Teachers are often expected to fill many roles—educators, counselors, mentors, and caregivers. They invest their time and energy into supporting their students’ well-being, often neglecting their own. This neglect, in addition to persistent stress, emotional exhaustion, and a lack of work–life balance can contribute to feeling overwhelmed, frustrated, and even a loss of passion for their occupation. Data supports this as more than 270,000 teachers have left the profession each year since 2016, and the trend is expected to continue through 2026, according to the U.S. Bureau of Labor Statistics.
This isn’t a new problem—relative to other professionals, teachers report experiencing significantly more stress and higher levels of mental health problems.

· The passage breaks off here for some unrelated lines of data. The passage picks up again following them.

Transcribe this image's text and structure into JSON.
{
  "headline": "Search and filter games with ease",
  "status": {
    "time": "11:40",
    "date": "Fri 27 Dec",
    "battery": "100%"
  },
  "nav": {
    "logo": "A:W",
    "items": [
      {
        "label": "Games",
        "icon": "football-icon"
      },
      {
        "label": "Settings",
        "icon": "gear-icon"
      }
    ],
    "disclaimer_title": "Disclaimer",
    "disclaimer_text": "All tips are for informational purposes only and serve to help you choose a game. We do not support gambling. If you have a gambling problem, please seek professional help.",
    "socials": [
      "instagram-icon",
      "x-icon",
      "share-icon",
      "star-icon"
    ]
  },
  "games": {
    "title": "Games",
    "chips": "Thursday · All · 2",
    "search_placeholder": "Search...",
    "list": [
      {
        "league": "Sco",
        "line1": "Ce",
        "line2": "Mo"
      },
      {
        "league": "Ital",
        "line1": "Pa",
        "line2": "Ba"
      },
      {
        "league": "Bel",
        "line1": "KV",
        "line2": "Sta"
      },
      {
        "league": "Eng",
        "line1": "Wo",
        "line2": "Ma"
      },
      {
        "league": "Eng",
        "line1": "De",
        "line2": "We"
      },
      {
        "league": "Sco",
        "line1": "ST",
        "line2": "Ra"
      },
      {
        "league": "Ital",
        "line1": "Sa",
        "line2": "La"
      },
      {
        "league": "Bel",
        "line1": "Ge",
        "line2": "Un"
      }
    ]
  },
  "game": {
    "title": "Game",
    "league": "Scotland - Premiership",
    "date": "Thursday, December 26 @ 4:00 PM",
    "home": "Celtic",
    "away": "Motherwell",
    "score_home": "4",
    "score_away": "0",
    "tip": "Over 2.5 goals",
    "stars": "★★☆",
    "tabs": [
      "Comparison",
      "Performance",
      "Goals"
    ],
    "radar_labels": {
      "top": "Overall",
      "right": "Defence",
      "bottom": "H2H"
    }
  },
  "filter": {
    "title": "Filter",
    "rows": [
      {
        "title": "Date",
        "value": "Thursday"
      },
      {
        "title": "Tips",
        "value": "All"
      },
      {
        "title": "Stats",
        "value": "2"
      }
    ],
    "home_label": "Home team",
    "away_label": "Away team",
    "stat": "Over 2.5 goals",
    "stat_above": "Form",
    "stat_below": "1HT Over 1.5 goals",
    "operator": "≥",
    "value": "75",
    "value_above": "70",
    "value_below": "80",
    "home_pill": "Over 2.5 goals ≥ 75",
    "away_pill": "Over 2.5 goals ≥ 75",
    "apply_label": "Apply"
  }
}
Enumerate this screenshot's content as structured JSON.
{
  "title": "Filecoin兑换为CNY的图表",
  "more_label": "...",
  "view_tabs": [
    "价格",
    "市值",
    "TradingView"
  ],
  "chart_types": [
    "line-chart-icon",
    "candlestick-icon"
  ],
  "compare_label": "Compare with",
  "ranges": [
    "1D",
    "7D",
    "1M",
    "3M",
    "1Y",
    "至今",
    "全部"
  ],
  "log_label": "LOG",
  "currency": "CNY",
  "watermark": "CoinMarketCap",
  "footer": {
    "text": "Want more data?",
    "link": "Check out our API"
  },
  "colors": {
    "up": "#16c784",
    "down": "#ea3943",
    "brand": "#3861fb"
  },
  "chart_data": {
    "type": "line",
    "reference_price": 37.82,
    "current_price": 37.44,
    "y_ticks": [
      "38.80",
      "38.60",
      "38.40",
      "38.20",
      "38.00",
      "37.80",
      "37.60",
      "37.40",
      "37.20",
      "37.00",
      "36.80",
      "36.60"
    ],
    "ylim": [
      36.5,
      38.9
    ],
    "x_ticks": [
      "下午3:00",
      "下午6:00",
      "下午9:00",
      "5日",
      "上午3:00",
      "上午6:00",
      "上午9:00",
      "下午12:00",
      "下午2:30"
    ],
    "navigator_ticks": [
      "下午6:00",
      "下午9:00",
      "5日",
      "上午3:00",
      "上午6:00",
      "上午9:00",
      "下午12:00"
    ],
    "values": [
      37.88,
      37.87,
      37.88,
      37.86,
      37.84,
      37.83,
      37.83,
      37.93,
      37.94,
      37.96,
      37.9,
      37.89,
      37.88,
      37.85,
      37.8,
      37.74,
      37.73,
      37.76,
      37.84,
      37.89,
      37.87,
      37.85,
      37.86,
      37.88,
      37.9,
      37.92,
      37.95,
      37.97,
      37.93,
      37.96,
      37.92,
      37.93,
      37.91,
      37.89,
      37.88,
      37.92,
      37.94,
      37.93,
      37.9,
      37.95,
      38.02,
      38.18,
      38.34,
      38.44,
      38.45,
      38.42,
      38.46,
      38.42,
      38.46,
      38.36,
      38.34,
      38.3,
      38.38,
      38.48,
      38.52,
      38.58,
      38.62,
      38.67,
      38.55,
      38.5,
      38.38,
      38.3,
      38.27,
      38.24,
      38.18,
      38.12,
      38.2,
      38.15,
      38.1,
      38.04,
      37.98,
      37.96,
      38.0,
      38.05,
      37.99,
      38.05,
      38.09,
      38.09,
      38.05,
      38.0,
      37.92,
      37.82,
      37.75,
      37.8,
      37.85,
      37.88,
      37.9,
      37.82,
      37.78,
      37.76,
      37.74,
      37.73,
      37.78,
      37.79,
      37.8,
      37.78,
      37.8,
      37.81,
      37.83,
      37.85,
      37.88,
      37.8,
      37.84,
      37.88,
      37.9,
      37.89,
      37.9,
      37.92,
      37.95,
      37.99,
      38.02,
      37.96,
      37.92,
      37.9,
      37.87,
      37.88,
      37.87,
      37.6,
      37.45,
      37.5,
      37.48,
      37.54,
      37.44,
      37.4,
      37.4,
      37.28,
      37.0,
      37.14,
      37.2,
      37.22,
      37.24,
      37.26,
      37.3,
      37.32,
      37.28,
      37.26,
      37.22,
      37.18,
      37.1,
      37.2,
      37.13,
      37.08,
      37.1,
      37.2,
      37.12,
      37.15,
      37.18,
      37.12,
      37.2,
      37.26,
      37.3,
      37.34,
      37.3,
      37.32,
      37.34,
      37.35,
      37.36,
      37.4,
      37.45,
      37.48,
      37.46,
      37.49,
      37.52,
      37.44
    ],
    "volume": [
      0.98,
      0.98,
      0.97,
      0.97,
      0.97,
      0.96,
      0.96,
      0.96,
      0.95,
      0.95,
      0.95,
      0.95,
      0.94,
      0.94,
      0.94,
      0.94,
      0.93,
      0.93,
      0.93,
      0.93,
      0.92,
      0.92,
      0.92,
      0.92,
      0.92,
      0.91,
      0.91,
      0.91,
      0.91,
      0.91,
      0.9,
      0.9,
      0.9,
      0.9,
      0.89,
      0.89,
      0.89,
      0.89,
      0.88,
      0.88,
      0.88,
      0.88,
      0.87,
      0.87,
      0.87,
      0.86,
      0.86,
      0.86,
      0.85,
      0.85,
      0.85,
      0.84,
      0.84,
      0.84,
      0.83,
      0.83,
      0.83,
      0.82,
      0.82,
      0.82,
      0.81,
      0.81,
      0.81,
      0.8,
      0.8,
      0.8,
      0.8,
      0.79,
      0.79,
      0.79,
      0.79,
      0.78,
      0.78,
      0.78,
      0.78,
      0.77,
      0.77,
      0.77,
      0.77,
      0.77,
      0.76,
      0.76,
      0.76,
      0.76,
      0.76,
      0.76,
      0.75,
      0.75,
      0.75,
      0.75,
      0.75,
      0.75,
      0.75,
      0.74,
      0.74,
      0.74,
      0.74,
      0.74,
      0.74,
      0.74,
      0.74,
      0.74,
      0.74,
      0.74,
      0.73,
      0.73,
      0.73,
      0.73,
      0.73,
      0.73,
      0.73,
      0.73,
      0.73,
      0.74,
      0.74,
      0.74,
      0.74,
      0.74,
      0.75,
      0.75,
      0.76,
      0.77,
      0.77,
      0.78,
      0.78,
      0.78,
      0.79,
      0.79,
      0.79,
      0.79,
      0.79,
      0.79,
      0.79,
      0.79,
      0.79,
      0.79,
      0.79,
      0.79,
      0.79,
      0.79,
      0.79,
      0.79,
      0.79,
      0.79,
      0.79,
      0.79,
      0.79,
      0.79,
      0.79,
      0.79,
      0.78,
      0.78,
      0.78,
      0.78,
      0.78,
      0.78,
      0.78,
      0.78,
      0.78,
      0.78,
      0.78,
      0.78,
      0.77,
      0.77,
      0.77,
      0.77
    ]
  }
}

According to a study conducted by the American Federation of Teachers, 21 percent of educators characterized their mental health as not good for 11 or more days out of the previous 30 days, which is significantly higher than respondents in the general public, of whom less than 10 percent poor mental health during that same time period.
What can teachers do to prioritize their mental health?

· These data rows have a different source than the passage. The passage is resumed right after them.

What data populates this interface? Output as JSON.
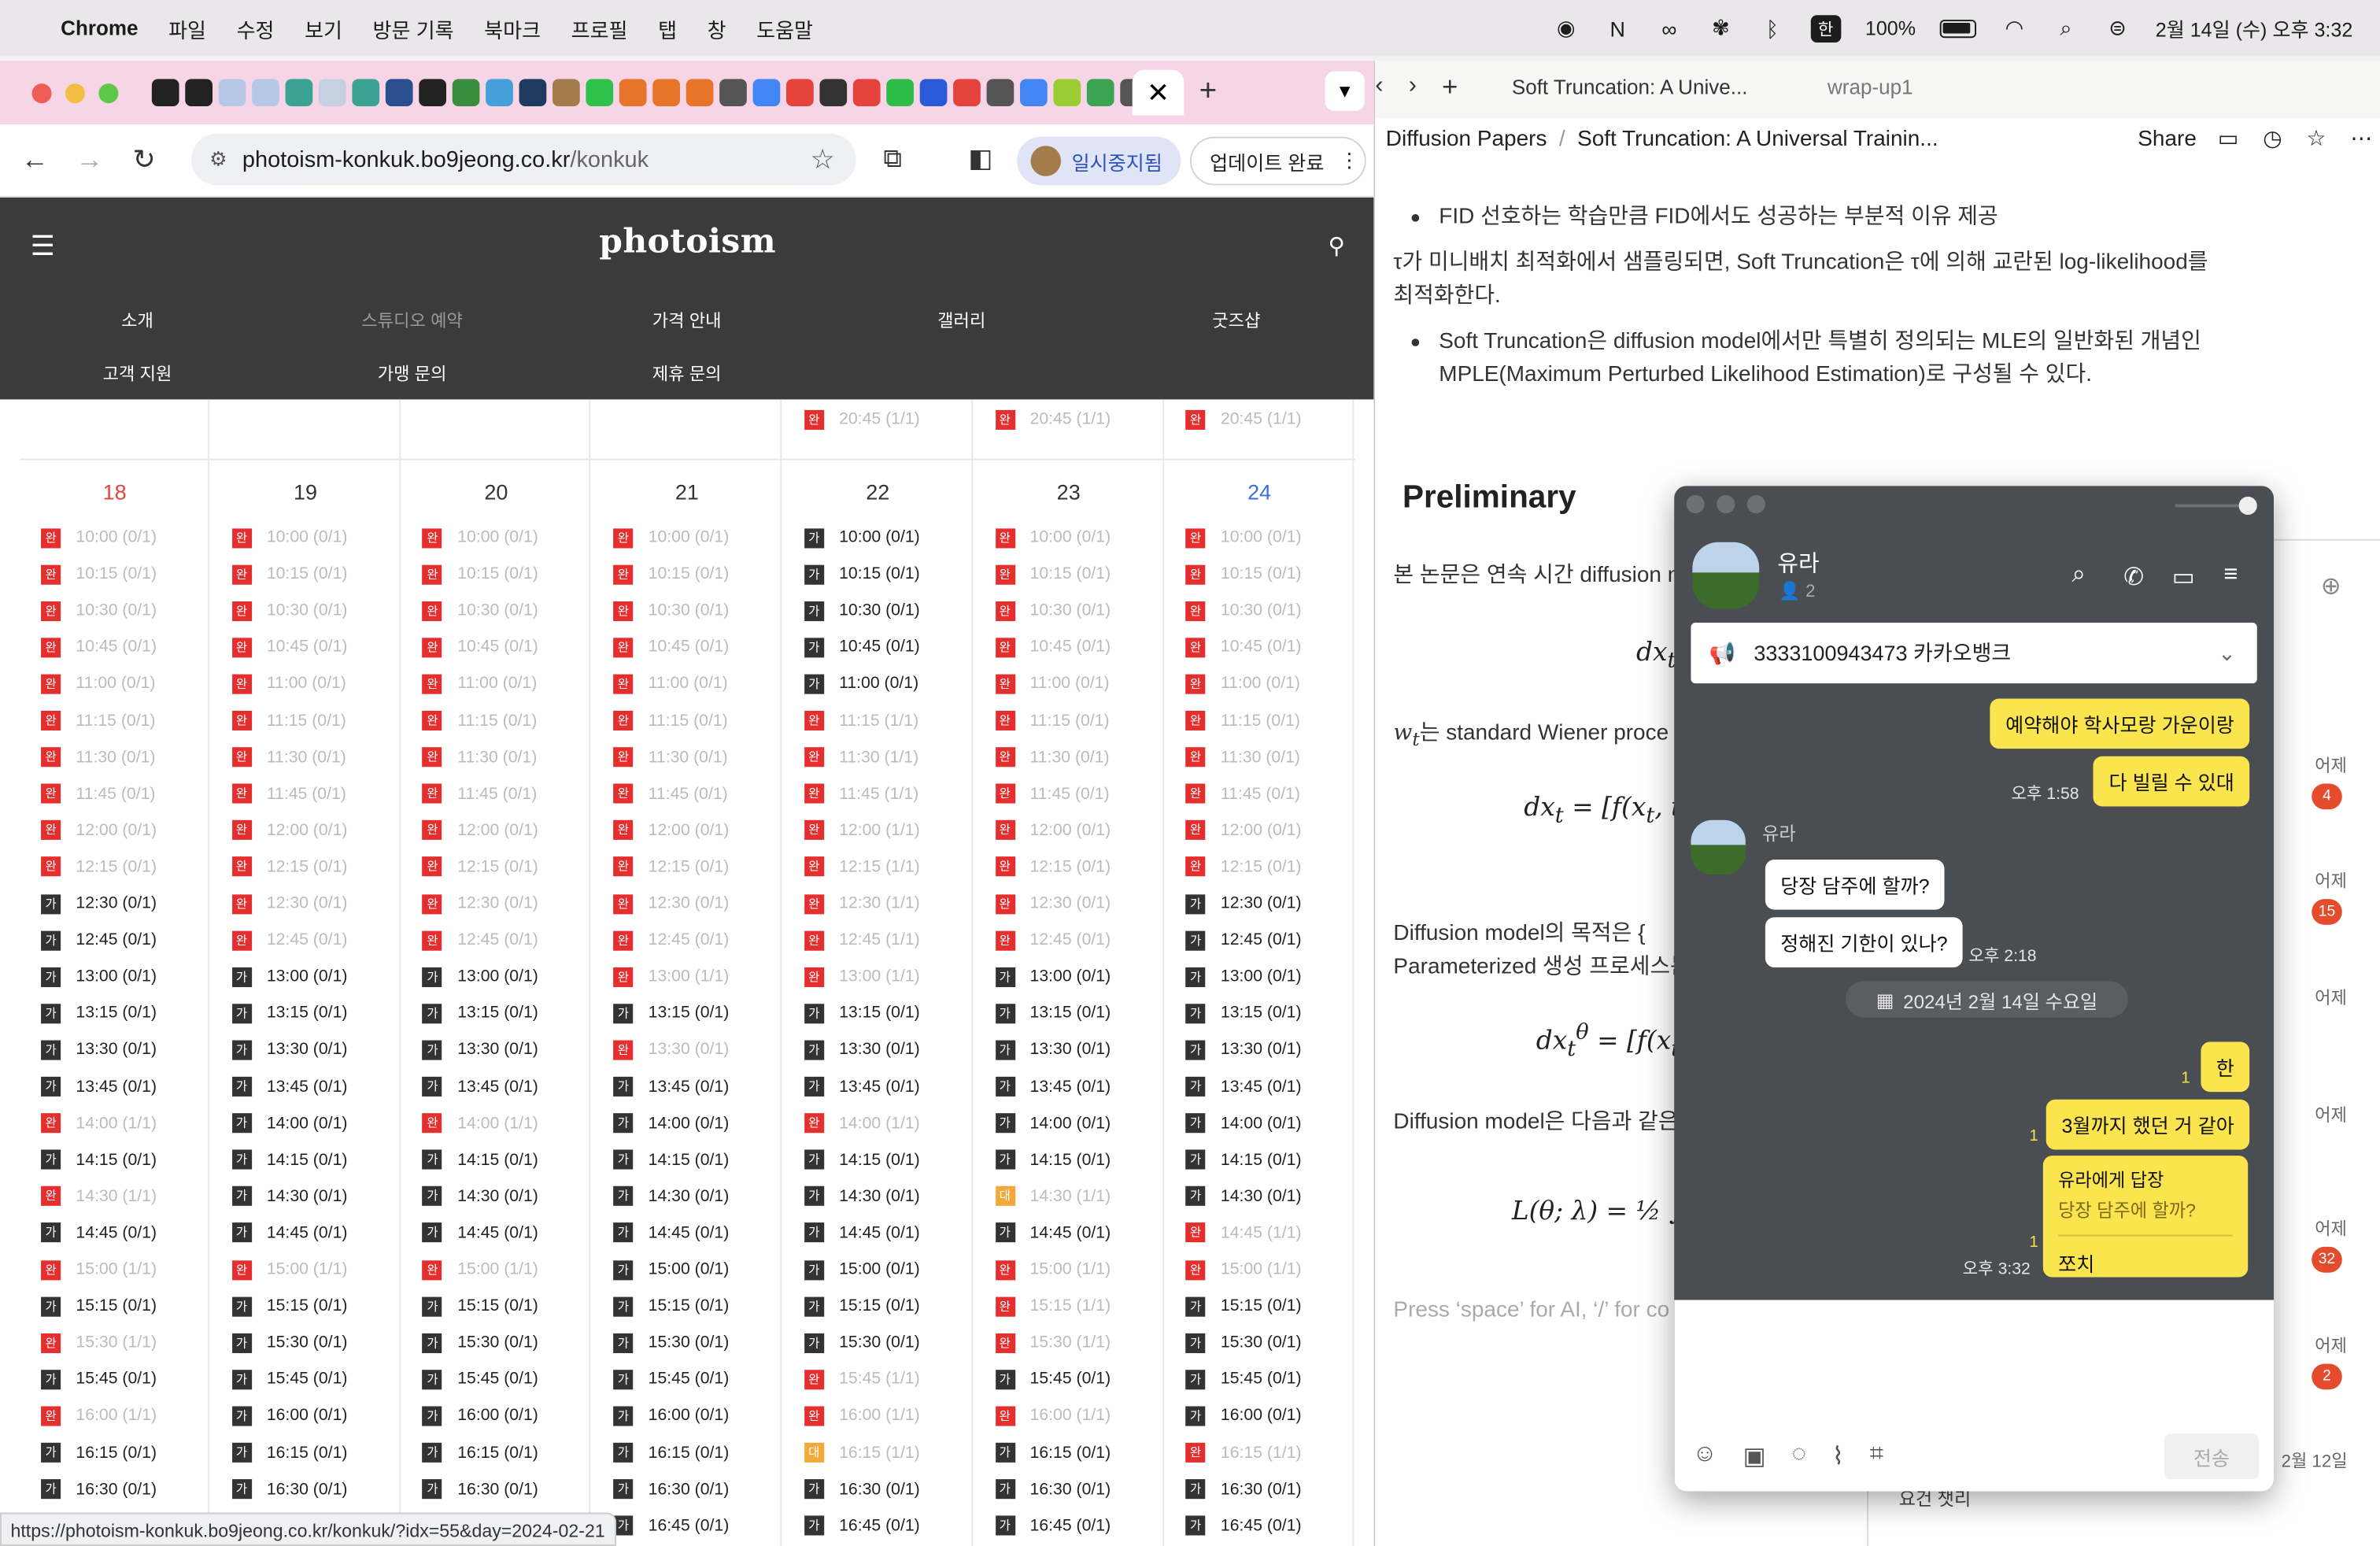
{
  "menubar": {
    "app": "Chrome",
    "items": [
      "파일",
      "수정",
      "보기",
      "방문 기록",
      "북마크",
      "프로필",
      "탭",
      "창",
      "도움말"
    ],
    "ime": "한",
    "battery": "100%",
    "datetime": "2월 14일 (수) 오후 3:32"
  },
  "browser": {
    "url_host": "photoism-konkuk.bo9jeong.co.kr",
    "url_path": "/konkuk",
    "profile_status": "일시중지됨",
    "update_label": "업데이트 완료",
    "status_url": "https://photoism-konkuk.bo9jeong.co.kr/konkuk/?idx=55&day=2024-02-21"
  },
  "site": {
    "logo": "photoism",
    "nav_row1": [
      "소개",
      "스튜디오 예약",
      "가격 안내",
      "갤러리",
      "굿즈샵"
    ],
    "nav_row2": [
      "고객 지원",
      "가맹 문의",
      "제휴 문의"
    ],
    "top_slot": "20:45 (1/1)",
    "days": [
      "18",
      "19",
      "20",
      "21",
      "22",
      "23",
      "24"
    ],
    "times": [
      "10:00",
      "10:15",
      "10:30",
      "10:45",
      "11:00",
      "11:15",
      "11:30",
      "11:45",
      "12:00",
      "12:15",
      "12:30",
      "12:45",
      "13:00",
      "13:15",
      "13:30",
      "13:45",
      "14:00",
      "14:15",
      "14:30",
      "14:45",
      "15:00",
      "15:15",
      "15:30",
      "15:45",
      "16:00",
      "16:15",
      "16:30",
      "16:45"
    ],
    "grid": [
      "WWWWWWWWWWGGGGGGWGWGWGWGWGGG",
      "WWWWWWWWWWWWGGGGGGGGWGGGGGGG",
      "WWWWWWWWWWWWGGGGWGGGWGGGGGGG",
      "WWWWWWWWWWWWWGWGGGGGGGGGGGGG",
      "GGGGGWWWWWWWWGGGWGGGGGGWWDGG",
      "WWWWWWWWWWWWGGGGGGDGWWWGWGGG",
      "WWWWWWWWWWGGGGGGGGGWWGGGGWGG"
    ],
    "badges": {
      "W": "완",
      "G": "가",
      "D": "대"
    }
  },
  "notion": {
    "tabs": [
      "Soft Truncation: A Unive...",
      "wrap-up1"
    ],
    "breadcrumb": [
      "Diffusion Papers",
      "/",
      "Soft Truncation: A Universal Trainin..."
    ],
    "share": "Share",
    "p0": "FID 선호하는 학습만큼 FID에서도 성공하는 부분적 이유 제공",
    "p1a": "τ가 미니배치 최적화에서 샘플링되면, Soft Truncation은 τ에 의해 교란된 log-likelihood를",
    "p1b": "최적화한다.",
    "p2a": "Soft Truncation은 diffusion model에서만 특별히 정의되는 MLE의 일반화된 개념인",
    "p2b": "MPLE(Maximum Perturbed Likelihood Estimation)로 구성될 수 있다.",
    "h2": "Preliminary",
    "p3": "본 논문은 연속 시간 diffusion m",
    "p4": "는 standard Wiener proce",
    "p5a": "Diffusion model의 목적은 {",
    "p5b": "Parameterized 생성 프로세스는",
    "p6": "Diffusion model은 다음과 같은",
    "placeholder": "Press ‘space’ for AI, ‘/’ for co"
  },
  "kakao": {
    "name": "유라",
    "members": "2",
    "notice": "3333100943473 카카오뱅크",
    "msgs": {
      "m1": "예약해야 학사모랑 가운이랑",
      "m2": "다 빌릴 수 있대",
      "t1": "오후 1:58",
      "sender": "유라",
      "m3": "당장 담주에 할까?",
      "m4": "정해진 기한이 있나?",
      "t2": "오후 2:18",
      "date": "2024년 2월 14일 수요일",
      "m5": "한",
      "m6": "3월까지 했던 거 같아",
      "reply_to": "유라에게 답장",
      "reply_quote": "당장 담주에 할까?",
      "m7": "쪼치",
      "t3": "오후 3:32",
      "read": "1"
    },
    "send": "전송",
    "side": {
      "items": [
        {
          "time": "어제",
          "count": "4"
        },
        {
          "time": "어제",
          "count": "15"
        },
        {
          "time": "어제",
          "count": ""
        },
        {
          "time": "어제",
          "count": ""
        },
        {
          "time": "어제",
          "count": "32"
        },
        {
          "time": "어제",
          "count": "2"
        },
        {
          "time": "2월 12일",
          "count": ""
        }
      ],
      "last_name": "요건 챗리"
    }
  }
}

Here are four ways teachers can be proactive about protecting their mental health and preventing burnout:
Past studies showed that teachers spend approximately 1,913 hours teaching annually. For comparison purposes, an average full-time employee in any industry works about 1,932 hours spread over 48 weeks. However, teachers work close to that before any other activities, such as mentoring students, leading student organizations, and coaching teams, all of which is termed “extra-role time” behavior. Teachers who engage in extra-role time at night or on weekends, in addition to their already heavy workload, may feel like work begins to creep into their own time, leading to a poor work–life balance, which then plays a role in burnout and poor mental health.
Furthermore, chronic absenteeism has risen in both students and staff, meaning that many schools that were already short-staffed are now asking their teachers to do even more—covering classes when other teachers miss school, giving up free periods, and relying on administrators to cover where they can.

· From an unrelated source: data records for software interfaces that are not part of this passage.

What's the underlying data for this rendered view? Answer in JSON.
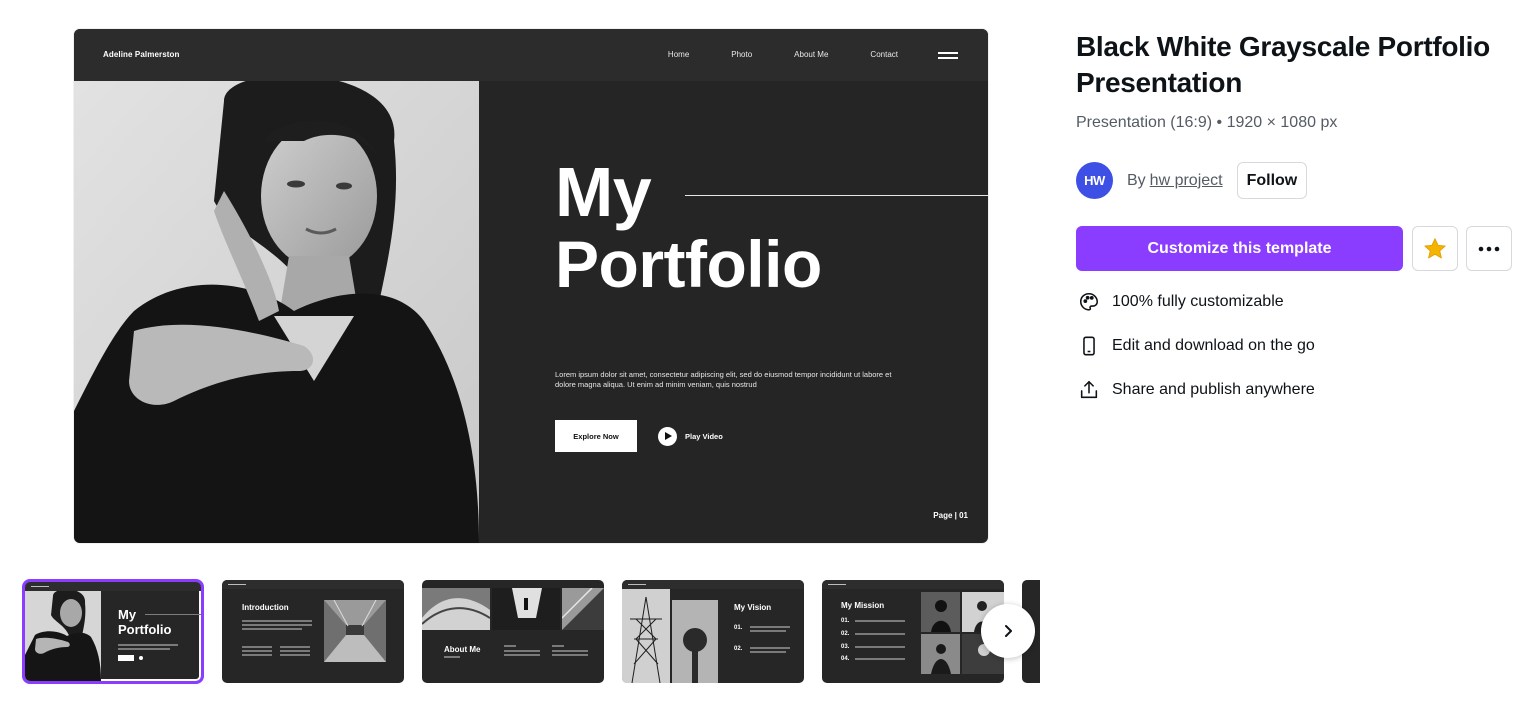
{
  "preview": {
    "brand": "Adeline Palmerston",
    "nav": [
      "Home",
      "Photo",
      "About Me",
      "Contact"
    ],
    "heading_line1": "My",
    "heading_line2": "Portfolio",
    "lorem": "Lorem ipsum dolor sit amet, consectetur adipiscing elit, sed do eiusmod tempor incididunt ut labore et dolore magna aliqua. Ut enim ad minim veniam, quis nostrud",
    "explore_label": "Explore Now",
    "play_label": "Play Video",
    "page_label": "Page | 01"
  },
  "thumbnails": [
    {
      "title_line1": "My",
      "title_line2": "Portfolio",
      "selected": true
    },
    {
      "title": "Introduction"
    },
    {
      "title": "About Me"
    },
    {
      "title": "My Vision",
      "items": [
        "01.",
        "02."
      ]
    },
    {
      "title": "My Mission",
      "items": [
        "01.",
        "02.",
        "03.",
        "04."
      ]
    }
  ],
  "template": {
    "title": "Black White Grayscale Portfolio Presentation",
    "meta": "Presentation (16:9) • 1920 × 1080 px",
    "author_initials": "HW",
    "by_label": "By",
    "author_name": "hw project",
    "follow_label": "Follow",
    "customize_label": "Customize this template",
    "features": [
      {
        "icon": "palette-icon",
        "label": "100% fully customizable"
      },
      {
        "icon": "mobile-icon",
        "label": "Edit and download on the go"
      },
      {
        "icon": "share-icon",
        "label": "Share and publish anywhere"
      }
    ]
  },
  "colors": {
    "accent": "#8b3dff",
    "avatar": "#3e4fe6",
    "slide_bg": "#252525",
    "star": "#f5b400"
  }
}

Research has shown that teacher morale is directly related to student achievement and sets the tone for the classroom. Teachers are also more likely to retire early or stop working if they are depressed or don’t feel emotionally or physically well, and it is well-established that states of high stress can negatively impact immunity and physical health.
What can schools do to help prevent teacher burnout?
To mitigate the factors contributing to burnout and poor mental health, proactive measures must be taken before the school year begins. Schools can support teachers by implementing the following strategies:
Prioritizing teachers' mental health is essential for creating a healthy and productive learning environment. Teachers and school staff have an enormous impact on the lives of students—being sure they are taking proactive measures to support their mental health is an utmost priority for every community.
American Federation of Teachers. (2017). 2017 Educator Quality of Work Life Survey. https://www.aft.org/sites/default/files/2017_eqwl_survey_web.pdf
American University School of Education. (2021). Addressing teacher burnout: Causes, symptoms, and strategies. School of Education Online Programs. https://soeonline.american.edu/blog/teacher-burnout/
Bosquet, S. (2012). Teacher burnout: Causes, cures, and prevention. American International College, pp. 1-22. https://eric.ed.gov/?id=ED534527
Chang, M. (2009). An appraisal perspective of teacher burnout: Examining the emotional work of teachers. Educational Psychology Review, 21, pp. 193-218. https://psycnet.apa.org/record/2009-16757-001
Roloff, M.E., & Brown, L.A. Extra-Role Time, Burnout and Commitment: The Power of Promises Kept. Business Communication Quarterly, 2011, 74(4), pp. 450-474.[2,9,11,14,22,25] https://www.researchgate.net/publication/254078981_Extra-Role_Time_Burnout_and_Commitment_The_Power_of_Promises_Kept